Return every record exactly. Omit nothing.

RECORDS FOR THE EXERCISE:
┄┄┄┄┄┄┄┄┄┄

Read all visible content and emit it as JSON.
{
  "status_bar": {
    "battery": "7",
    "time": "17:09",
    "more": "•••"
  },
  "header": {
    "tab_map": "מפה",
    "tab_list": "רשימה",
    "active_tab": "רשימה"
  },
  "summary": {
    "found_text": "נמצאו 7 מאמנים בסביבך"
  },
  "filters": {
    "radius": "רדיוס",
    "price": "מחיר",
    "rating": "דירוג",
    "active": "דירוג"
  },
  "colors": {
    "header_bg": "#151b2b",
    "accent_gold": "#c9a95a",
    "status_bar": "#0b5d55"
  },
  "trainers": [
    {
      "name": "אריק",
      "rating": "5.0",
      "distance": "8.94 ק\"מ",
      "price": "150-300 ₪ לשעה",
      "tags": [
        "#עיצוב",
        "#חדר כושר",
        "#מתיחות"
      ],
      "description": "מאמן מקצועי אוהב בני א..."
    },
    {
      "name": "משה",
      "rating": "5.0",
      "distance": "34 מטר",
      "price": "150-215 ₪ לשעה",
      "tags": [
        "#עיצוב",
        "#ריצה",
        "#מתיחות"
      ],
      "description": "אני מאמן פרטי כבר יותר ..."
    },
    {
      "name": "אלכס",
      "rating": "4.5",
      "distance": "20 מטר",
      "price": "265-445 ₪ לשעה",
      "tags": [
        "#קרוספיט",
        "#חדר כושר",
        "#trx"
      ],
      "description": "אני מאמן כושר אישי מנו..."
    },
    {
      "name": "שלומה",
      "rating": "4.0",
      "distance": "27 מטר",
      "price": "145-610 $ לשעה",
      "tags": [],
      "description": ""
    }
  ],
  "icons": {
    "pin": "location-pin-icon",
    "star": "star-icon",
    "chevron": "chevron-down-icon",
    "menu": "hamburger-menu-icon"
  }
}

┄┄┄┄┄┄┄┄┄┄

EXPECTED ANSWER:
Read all visible content and emit it as JSON.
{
  "status_bar": {
    "battery": "7",
    "time": "17:09",
    "more": "•••"
  },
  "header": {
    "tab_map": "מפה",
    "tab_list": "רשימה",
    "active_tab": "רשימה"
  },
  "summary": {
    "found_text": "נמצאו 7 מאמנים בסביבך"
  },
  "filters": {
    "radius": "רדיוס",
    "price": "מחיר",
    "rating": "דירוג",
    "active": "דירוג"
  },
  "colors": {
    "header_bg": "#151b2b",
    "accent_gold": "#c9a95a",
    "status_bar": "#0b5d55"
  },
  "trainers": [
    {
      "name": "אריק",
      "rating": "5.0",
      "distance": "8.94 ק\"מ",
      "price": "150-300 ₪ לשעה",
      "tags": [
        "#עיצוב",
        "#חדר כושר",
        "#מתיחות"
      ],
      "description": "מאמן מקצועי אוהב בני א..."
    },
    {
      "name": "משה",
      "rating": "5.0",
      "distance": "34 מטר",
      "price": "150-215 ₪ לשעה",
      "tags": [
        "#עיצוב",
        "#ריצה",
        "#מתיחות"
      ],
      "description": "אני מאמן פרטי כבר יותר ..."
    },
    {
      "name": "אלכס",
      "rating": "4.5",
      "distance": "20 מטר",
      "price": "265-445 ₪ לשעה",
      "tags": [
        "#קרוספיט",
        "#חדר כושר",
        "#trx"
      ],
      "description": "אני מאמן כושר אישי מנו..."
    },
    {
      "name": "שלומה",
      "rating": "4.0",
      "distance": "27 מטר",
      "price": "145-610 $ לשעה",
      "tags": [],
      "description": ""
    }
  ],
  "icons": {
    "pin": "location-pin-icon",
    "star": "star-icon",
    "chevron": "chevron-down-icon",
    "menu": "hamburger-menu-icon"
  }
}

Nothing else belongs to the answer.